Sitting at your desk (or kitchen table) all day, hunched over your laptop? It won’t surprise you to learn that this can contribute to back pain and a bad posture. We like to do a bit of yoga every day to combat the physical effects of desk working. Not only is it great for banishing aches and realigning posture, it can help to reduce stress levels and improve focus – as well as get you a good night’s sleep.
These three poses are classic yoga moves that will help everyone. We’ve taken them right back to basics so even complete newbies can get involved. Grab your yoga mat – or a bath towel if you don’t have one – and let’s get started.
Performed correctly, downward dog can stretch out the legs, glutes and hips, as well as relieving tension in your lower back. It strengthens the wrists, shoulders and back muscles, too.
Begin on your hands and knees, keeping hands shoulder-width apart, wrists slightly in front of shoulders, knees underneath your hips. Spread your fingers and engage your hands from knuckles to fingertips to connect to the mat and help spread the weight.
Suck in your lower abdomen. Engage your upper back by spreading your shoulder blades apart and pulling them down. Inhale and tuck toes under; exhale and engage your abs to lift your hips, into an upside down V-shape.
Lift your ‘sitting bones’ in your bottom towards the ceiling and roll your upper thighs inward slightly, pressing firmly through your hands; pull your shoulders back.
As you exhale, stretch your heels towards the floor and straighten your legs without knocking the knees, keeping your core engaged with a tilt in your pelvis. Create opposing forces: hips moving up and back, feet and hands on the floor.
Relax your head between your arms, but don’t sink into your shoulders. Look through your legs or up towards your belly button; hold for five long breaths. Exhale and bend your knees to the floor.
Desk working can result in tight hips, but this classic yoga move can help to open them up. It lengthens the hip flexors and helps to increase the range of motion of your femur in the hip socket. Here’s how to do it…
Begin by getting into downward dog (as above). Engage your thighs and tilt your bottom upwards, bending your knees if you need to, but keeping your arms, back and hips in a straight line.
From here, bend your right knee and bring your leg forward as if stepping into a lunge, but instead bring your right knee down towards your right wrist. You should end up with your right shin parallel to the front of your mat – or as close as is comfortable for you.

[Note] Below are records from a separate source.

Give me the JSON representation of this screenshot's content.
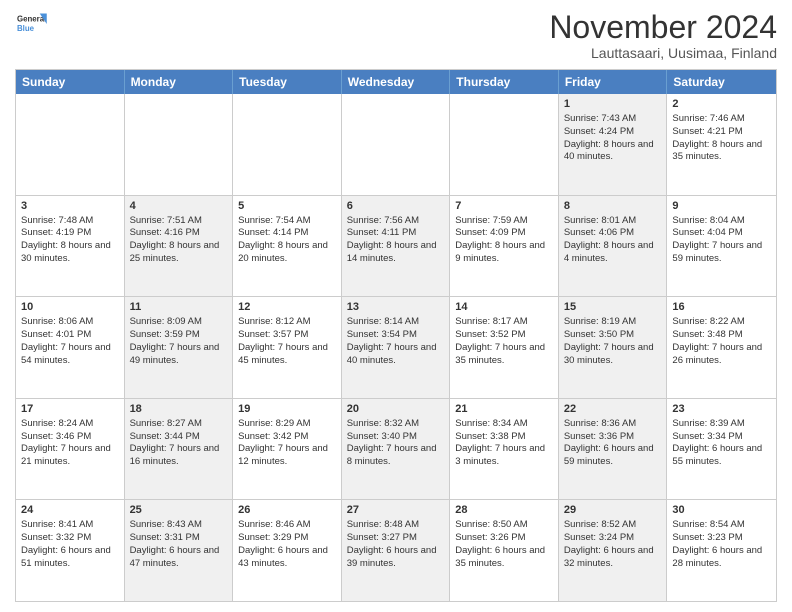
{
  "logo": {
    "line1": "General",
    "line2": "Blue"
  },
  "title": "November 2024",
  "subtitle": "Lauttasaari, Uusimaa, Finland",
  "header_days": [
    "Sunday",
    "Monday",
    "Tuesday",
    "Wednesday",
    "Thursday",
    "Friday",
    "Saturday"
  ],
  "rows": [
    [
      {
        "day": "",
        "info": "",
        "shaded": false
      },
      {
        "day": "",
        "info": "",
        "shaded": false
      },
      {
        "day": "",
        "info": "",
        "shaded": false
      },
      {
        "day": "",
        "info": "",
        "shaded": false
      },
      {
        "day": "",
        "info": "",
        "shaded": false
      },
      {
        "day": "1",
        "info": "Sunrise: 7:43 AM\nSunset: 4:24 PM\nDaylight: 8 hours and 40 minutes.",
        "shaded": true
      },
      {
        "day": "2",
        "info": "Sunrise: 7:46 AM\nSunset: 4:21 PM\nDaylight: 8 hours and 35 minutes.",
        "shaded": false
      }
    ],
    [
      {
        "day": "3",
        "info": "Sunrise: 7:48 AM\nSunset: 4:19 PM\nDaylight: 8 hours and 30 minutes.",
        "shaded": false
      },
      {
        "day": "4",
        "info": "Sunrise: 7:51 AM\nSunset: 4:16 PM\nDaylight: 8 hours and 25 minutes.",
        "shaded": true
      },
      {
        "day": "5",
        "info": "Sunrise: 7:54 AM\nSunset: 4:14 PM\nDaylight: 8 hours and 20 minutes.",
        "shaded": false
      },
      {
        "day": "6",
        "info": "Sunrise: 7:56 AM\nSunset: 4:11 PM\nDaylight: 8 hours and 14 minutes.",
        "shaded": true
      },
      {
        "day": "7",
        "info": "Sunrise: 7:59 AM\nSunset: 4:09 PM\nDaylight: 8 hours and 9 minutes.",
        "shaded": false
      },
      {
        "day": "8",
        "info": "Sunrise: 8:01 AM\nSunset: 4:06 PM\nDaylight: 8 hours and 4 minutes.",
        "shaded": true
      },
      {
        "day": "9",
        "info": "Sunrise: 8:04 AM\nSunset: 4:04 PM\nDaylight: 7 hours and 59 minutes.",
        "shaded": false
      }
    ],
    [
      {
        "day": "10",
        "info": "Sunrise: 8:06 AM\nSunset: 4:01 PM\nDaylight: 7 hours and 54 minutes.",
        "shaded": false
      },
      {
        "day": "11",
        "info": "Sunrise: 8:09 AM\nSunset: 3:59 PM\nDaylight: 7 hours and 49 minutes.",
        "shaded": true
      },
      {
        "day": "12",
        "info": "Sunrise: 8:12 AM\nSunset: 3:57 PM\nDaylight: 7 hours and 45 minutes.",
        "shaded": false
      },
      {
        "day": "13",
        "info": "Sunrise: 8:14 AM\nSunset: 3:54 PM\nDaylight: 7 hours and 40 minutes.",
        "shaded": true
      },
      {
        "day": "14",
        "info": "Sunrise: 8:17 AM\nSunset: 3:52 PM\nDaylight: 7 hours and 35 minutes.",
        "shaded": false
      },
      {
        "day": "15",
        "info": "Sunrise: 8:19 AM\nSunset: 3:50 PM\nDaylight: 7 hours and 30 minutes.",
        "shaded": true
      },
      {
        "day": "16",
        "info": "Sunrise: 8:22 AM\nSunset: 3:48 PM\nDaylight: 7 hours and 26 minutes.",
        "shaded": false
      }
    ],
    [
      {
        "day": "17",
        "info": "Sunrise: 8:24 AM\nSunset: 3:46 PM\nDaylight: 7 hours and 21 minutes.",
        "shaded": false
      },
      {
        "day": "18",
        "info": "Sunrise: 8:27 AM\nSunset: 3:44 PM\nDaylight: 7 hours and 16 minutes.",
        "shaded": true
      },
      {
        "day": "19",
        "info": "Sunrise: 8:29 AM\nSunset: 3:42 PM\nDaylight: 7 hours and 12 minutes.",
        "shaded": false
      },
      {
        "day": "20",
        "info": "Sunrise: 8:32 AM\nSunset: 3:40 PM\nDaylight: 7 hours and 8 minutes.",
        "shaded": true
      },
      {
        "day": "21",
        "info": "Sunrise: 8:34 AM\nSunset: 3:38 PM\nDaylight: 7 hours and 3 minutes.",
        "shaded": false
      },
      {
        "day": "22",
        "info": "Sunrise: 8:36 AM\nSunset: 3:36 PM\nDaylight: 6 hours and 59 minutes.",
        "shaded": true
      },
      {
        "day": "23",
        "info": "Sunrise: 8:39 AM\nSunset: 3:34 PM\nDaylight: 6 hours and 55 minutes.",
        "shaded": false
      }
    ],
    [
      {
        "day": "24",
        "info": "Sunrise: 8:41 AM\nSunset: 3:32 PM\nDaylight: 6 hours and 51 minutes.",
        "shaded": false
      },
      {
        "day": "25",
        "info": "Sunrise: 8:43 AM\nSunset: 3:31 PM\nDaylight: 6 hours and 47 minutes.",
        "shaded": true
      },
      {
        "day": "26",
        "info": "Sunrise: 8:46 AM\nSunset: 3:29 PM\nDaylight: 6 hours and 43 minutes.",
        "shaded": false
      },
      {
        "day": "27",
        "info": "Sunrise: 8:48 AM\nSunset: 3:27 PM\nDaylight: 6 hours and 39 minutes.",
        "shaded": true
      },
      {
        "day": "28",
        "info": "Sunrise: 8:50 AM\nSunset: 3:26 PM\nDaylight: 6 hours and 35 minutes.",
        "shaded": false
      },
      {
        "day": "29",
        "info": "Sunrise: 8:52 AM\nSunset: 3:24 PM\nDaylight: 6 hours and 32 minutes.",
        "shaded": true
      },
      {
        "day": "30",
        "info": "Sunrise: 8:54 AM\nSunset: 3:23 PM\nDaylight: 6 hours and 28 minutes.",
        "shaded": false
      }
    ]
  ]
}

If you have a yoga block at home, you can place it under your right glute to help keep the hips square and facing forward, and knees safe. Encourage your left hip forward, which will pull the right hip back, using your arms for support – you’ll feel the stretch immediately.
Keeping the back straight, fold forwards and take your elbows down to the floor, relaxing your upper body.
Keep pulling your left hip forward, right hip back. Stay in the pose for five full, slow breaths, then repeat on the other side.
The plank is a classic core-strengthening move, which can also activate your arms, bum, back and legs. It helps to build your stability, prevent injuries and improve overall posture.
Plant your hands directly under your shoulders, like a push-up, and ground your toes into the floor; squeeze your glutes as you lift your body into one straight line, with ears, shoulders, hips, knees, and ankles on the same plane.
Engage your core by imagining your belly button pulling in towards your spine and don’t let your bottom dip.
Look at a spot on the floor about a foot beyond your hands so that your head is in line with your back.
Contract the belly button and glutes as hard as you can and hold for 20 seconds, or longer if you can; if your back begins to bow or shoulders sink, stop.
Take slow, controlled, deep breaths throughout.